[EXERCISE GOAL] In the entries below, how many lines contain the word "label"? State the number and nothing more.
======== ENTRIES SUPPLIED ========
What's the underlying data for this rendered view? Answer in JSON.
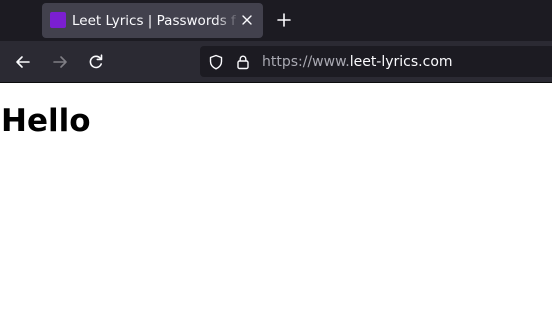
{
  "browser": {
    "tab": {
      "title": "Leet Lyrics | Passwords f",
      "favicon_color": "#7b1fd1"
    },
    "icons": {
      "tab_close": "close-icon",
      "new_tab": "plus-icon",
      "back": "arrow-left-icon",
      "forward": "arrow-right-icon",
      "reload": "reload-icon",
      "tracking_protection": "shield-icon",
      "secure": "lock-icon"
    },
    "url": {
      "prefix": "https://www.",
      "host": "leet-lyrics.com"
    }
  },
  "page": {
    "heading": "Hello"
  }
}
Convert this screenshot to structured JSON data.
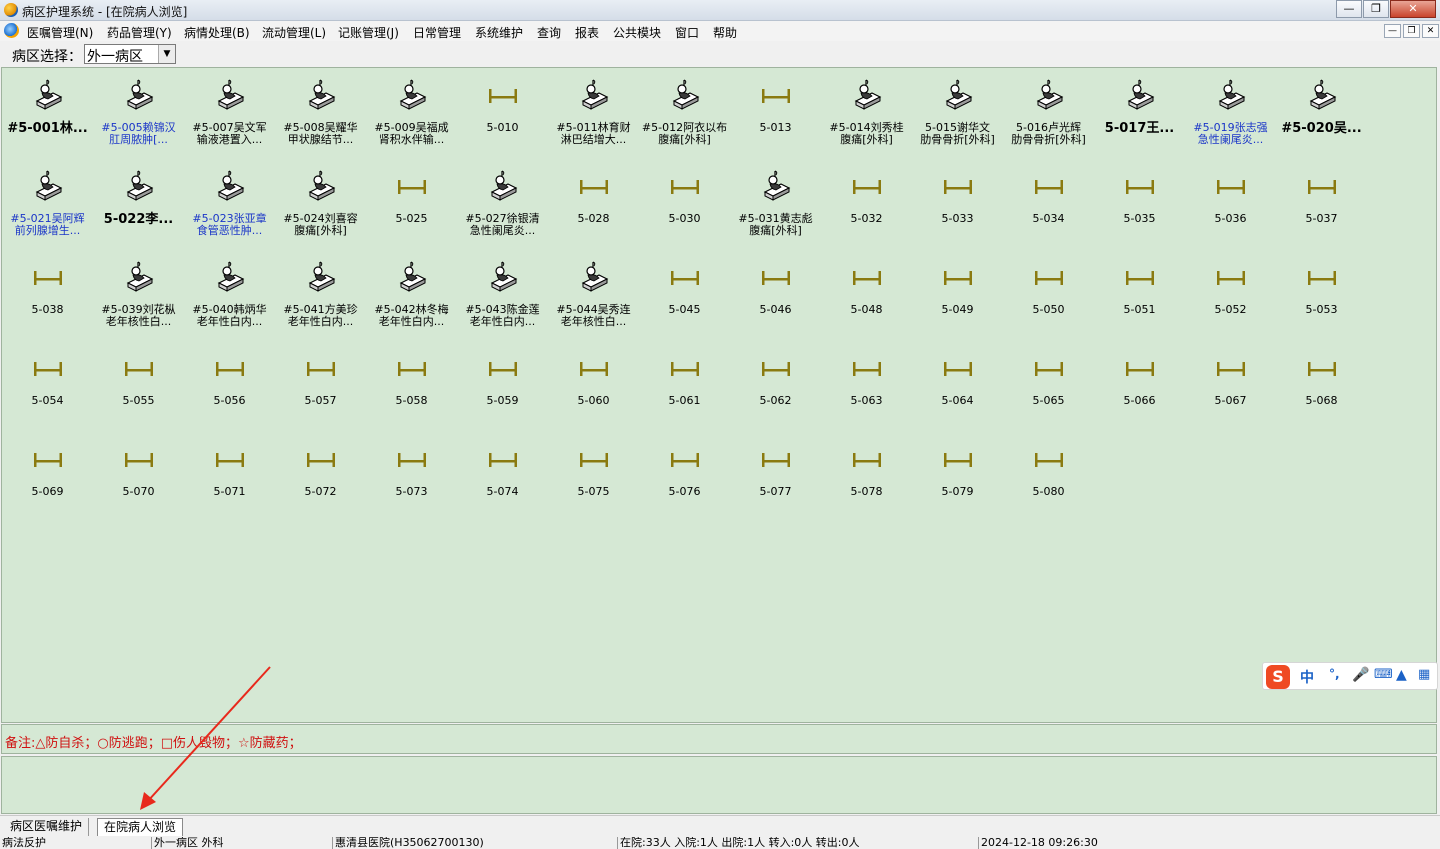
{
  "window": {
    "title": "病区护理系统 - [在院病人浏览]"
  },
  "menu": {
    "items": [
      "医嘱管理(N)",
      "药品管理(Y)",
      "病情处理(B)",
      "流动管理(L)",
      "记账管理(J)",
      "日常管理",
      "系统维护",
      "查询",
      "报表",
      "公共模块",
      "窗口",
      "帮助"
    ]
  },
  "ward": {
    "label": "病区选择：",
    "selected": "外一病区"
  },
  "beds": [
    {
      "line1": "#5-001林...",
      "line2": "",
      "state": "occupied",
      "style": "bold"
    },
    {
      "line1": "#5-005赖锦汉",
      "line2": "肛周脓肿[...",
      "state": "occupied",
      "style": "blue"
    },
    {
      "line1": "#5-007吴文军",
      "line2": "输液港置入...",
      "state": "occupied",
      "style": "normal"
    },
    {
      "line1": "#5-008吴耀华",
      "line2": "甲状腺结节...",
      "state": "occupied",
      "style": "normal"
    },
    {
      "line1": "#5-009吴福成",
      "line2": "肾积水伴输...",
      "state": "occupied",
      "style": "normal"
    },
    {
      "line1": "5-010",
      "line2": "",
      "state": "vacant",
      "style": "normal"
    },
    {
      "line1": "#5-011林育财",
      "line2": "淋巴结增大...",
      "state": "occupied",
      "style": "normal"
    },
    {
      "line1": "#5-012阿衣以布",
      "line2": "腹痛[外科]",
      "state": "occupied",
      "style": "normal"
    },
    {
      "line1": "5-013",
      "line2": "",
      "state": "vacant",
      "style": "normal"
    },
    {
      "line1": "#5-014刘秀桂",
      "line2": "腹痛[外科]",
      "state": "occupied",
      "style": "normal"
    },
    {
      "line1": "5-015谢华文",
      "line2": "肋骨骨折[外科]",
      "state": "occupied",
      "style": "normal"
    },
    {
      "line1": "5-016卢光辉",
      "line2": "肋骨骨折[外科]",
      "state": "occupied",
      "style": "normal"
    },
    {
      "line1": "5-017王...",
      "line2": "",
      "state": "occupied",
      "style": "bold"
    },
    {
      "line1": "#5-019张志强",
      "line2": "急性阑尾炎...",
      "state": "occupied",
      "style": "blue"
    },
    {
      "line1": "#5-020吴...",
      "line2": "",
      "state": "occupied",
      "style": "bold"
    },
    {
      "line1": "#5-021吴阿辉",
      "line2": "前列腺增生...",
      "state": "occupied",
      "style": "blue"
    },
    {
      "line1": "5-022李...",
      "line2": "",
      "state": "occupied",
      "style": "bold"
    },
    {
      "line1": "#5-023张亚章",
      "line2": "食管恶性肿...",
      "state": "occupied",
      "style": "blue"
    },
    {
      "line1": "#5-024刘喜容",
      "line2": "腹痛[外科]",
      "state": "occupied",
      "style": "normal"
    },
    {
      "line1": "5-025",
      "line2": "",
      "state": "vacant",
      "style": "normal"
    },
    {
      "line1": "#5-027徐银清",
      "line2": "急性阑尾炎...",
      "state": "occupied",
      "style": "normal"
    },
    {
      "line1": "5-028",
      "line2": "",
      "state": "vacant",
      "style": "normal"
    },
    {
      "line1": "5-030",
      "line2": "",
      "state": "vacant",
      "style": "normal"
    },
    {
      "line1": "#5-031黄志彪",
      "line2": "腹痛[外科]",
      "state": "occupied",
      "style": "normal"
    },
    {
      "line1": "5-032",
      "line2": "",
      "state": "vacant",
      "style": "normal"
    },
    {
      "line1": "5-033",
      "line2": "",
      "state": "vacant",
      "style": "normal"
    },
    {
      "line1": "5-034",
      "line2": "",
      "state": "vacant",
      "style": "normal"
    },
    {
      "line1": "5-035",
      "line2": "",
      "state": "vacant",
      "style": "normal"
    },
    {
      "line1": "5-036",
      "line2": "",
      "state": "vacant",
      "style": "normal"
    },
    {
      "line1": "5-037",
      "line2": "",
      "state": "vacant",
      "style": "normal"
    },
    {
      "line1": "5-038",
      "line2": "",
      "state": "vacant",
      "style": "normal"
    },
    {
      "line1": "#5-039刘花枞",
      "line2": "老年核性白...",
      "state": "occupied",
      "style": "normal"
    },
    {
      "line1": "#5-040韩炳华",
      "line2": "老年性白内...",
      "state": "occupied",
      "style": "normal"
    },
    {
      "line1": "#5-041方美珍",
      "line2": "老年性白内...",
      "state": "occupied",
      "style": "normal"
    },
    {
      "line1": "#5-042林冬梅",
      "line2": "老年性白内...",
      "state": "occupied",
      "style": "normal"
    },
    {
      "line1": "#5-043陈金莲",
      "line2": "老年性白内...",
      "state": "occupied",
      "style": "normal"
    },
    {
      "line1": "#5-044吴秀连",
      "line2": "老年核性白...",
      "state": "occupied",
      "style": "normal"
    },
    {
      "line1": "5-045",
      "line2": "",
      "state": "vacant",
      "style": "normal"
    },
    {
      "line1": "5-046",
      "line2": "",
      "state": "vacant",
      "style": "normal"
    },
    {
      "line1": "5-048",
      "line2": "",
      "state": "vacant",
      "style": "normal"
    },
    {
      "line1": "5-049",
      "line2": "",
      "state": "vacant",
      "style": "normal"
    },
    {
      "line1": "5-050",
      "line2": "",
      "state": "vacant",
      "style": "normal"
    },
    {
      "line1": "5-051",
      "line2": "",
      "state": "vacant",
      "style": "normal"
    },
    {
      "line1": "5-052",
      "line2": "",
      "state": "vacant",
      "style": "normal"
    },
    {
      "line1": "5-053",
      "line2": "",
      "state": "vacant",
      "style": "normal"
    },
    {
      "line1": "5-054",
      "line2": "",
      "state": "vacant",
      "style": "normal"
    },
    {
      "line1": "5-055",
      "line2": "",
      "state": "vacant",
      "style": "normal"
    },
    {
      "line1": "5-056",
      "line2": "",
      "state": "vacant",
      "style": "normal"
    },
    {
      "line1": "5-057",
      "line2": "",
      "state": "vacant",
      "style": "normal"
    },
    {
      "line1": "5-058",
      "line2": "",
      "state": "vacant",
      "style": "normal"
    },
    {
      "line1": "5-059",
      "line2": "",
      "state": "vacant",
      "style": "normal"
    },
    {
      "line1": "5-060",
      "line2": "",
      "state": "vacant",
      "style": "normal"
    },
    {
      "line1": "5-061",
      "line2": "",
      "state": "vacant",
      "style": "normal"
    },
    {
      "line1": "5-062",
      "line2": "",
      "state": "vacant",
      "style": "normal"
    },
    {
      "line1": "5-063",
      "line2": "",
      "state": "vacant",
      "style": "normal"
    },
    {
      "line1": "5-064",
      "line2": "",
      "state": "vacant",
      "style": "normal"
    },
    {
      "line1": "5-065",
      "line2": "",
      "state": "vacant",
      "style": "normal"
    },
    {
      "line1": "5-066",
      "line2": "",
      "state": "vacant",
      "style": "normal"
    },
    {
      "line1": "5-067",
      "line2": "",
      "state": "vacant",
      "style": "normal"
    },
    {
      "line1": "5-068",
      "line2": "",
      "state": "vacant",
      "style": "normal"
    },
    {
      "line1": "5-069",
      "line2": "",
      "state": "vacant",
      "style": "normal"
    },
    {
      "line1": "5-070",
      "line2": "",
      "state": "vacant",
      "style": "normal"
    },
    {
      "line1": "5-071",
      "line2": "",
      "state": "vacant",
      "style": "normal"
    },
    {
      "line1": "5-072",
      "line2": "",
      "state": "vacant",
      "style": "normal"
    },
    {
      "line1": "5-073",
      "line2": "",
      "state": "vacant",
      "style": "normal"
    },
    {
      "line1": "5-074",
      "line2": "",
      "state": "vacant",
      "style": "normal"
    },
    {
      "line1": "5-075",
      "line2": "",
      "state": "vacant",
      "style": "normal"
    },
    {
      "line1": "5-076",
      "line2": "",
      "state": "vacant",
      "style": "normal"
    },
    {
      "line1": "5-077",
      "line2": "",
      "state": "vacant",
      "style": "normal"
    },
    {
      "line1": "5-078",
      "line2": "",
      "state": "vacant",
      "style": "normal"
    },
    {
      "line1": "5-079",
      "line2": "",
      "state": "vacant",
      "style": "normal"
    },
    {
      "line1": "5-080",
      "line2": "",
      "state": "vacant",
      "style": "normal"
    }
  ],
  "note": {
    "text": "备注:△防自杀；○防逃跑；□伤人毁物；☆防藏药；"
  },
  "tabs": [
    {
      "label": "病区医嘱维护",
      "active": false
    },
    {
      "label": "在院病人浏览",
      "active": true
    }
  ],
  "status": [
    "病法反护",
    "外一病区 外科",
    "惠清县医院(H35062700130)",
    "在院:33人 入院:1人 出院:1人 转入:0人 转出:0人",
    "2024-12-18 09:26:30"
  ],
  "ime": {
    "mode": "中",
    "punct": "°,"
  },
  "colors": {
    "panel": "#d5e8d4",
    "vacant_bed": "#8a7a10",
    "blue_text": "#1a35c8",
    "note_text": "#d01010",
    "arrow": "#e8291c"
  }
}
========
[TASK ANSWER] 3